* [Supplied entries]
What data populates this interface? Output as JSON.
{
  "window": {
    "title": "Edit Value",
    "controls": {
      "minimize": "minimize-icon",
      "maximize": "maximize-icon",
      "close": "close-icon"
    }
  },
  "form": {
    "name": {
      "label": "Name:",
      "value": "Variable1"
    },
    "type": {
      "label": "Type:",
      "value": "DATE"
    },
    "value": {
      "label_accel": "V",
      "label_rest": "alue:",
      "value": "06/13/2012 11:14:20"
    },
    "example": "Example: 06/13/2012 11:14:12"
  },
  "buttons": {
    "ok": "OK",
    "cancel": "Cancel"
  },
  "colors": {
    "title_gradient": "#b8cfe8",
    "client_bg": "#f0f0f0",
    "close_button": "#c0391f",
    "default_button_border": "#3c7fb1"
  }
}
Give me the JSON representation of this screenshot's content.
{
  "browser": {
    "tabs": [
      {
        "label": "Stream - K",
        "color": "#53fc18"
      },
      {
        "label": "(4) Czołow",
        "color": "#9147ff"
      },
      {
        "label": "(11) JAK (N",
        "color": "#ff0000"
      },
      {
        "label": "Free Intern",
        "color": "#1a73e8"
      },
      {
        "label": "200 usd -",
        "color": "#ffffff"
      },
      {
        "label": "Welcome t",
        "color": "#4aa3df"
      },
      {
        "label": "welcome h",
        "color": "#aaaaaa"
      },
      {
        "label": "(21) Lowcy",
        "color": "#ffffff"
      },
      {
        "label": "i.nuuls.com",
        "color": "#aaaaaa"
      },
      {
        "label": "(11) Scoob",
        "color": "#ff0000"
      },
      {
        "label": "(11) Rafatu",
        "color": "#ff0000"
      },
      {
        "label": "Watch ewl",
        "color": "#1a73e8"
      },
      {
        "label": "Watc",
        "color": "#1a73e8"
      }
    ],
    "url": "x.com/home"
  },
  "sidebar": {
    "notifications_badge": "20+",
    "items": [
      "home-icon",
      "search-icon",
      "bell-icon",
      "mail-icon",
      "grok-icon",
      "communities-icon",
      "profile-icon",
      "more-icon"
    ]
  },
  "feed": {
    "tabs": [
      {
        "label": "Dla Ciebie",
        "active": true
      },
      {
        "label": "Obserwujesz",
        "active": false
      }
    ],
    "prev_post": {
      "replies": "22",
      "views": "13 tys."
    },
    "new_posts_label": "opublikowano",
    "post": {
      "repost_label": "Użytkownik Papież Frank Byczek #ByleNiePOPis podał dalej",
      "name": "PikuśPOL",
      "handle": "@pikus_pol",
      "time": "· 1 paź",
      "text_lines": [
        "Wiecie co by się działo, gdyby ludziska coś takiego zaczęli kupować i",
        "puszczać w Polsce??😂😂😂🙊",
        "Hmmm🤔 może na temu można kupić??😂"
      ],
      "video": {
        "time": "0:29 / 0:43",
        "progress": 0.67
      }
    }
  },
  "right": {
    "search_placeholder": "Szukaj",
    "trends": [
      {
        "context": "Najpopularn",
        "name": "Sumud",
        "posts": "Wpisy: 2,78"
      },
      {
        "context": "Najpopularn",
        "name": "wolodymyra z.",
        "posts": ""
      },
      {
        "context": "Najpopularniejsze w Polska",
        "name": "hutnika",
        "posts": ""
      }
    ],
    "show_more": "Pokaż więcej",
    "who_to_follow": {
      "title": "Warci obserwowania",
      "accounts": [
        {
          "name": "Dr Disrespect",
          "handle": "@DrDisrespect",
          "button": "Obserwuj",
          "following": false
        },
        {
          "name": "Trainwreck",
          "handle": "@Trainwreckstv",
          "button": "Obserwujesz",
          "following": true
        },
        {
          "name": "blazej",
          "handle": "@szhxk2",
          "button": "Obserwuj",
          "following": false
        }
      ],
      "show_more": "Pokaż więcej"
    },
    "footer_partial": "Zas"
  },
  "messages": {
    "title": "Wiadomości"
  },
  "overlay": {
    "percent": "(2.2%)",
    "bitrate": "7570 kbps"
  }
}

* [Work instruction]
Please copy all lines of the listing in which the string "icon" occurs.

* [Exercise output]
      "minimize": "minimize-icon",
      "maximize": "maximize-icon",
      "close": "close-icon"
      "home-icon",
      "search-icon",
      "bell-icon",
      "mail-icon",
      "grok-icon",
      "communities-icon",
      "profile-icon",
      "more-icon"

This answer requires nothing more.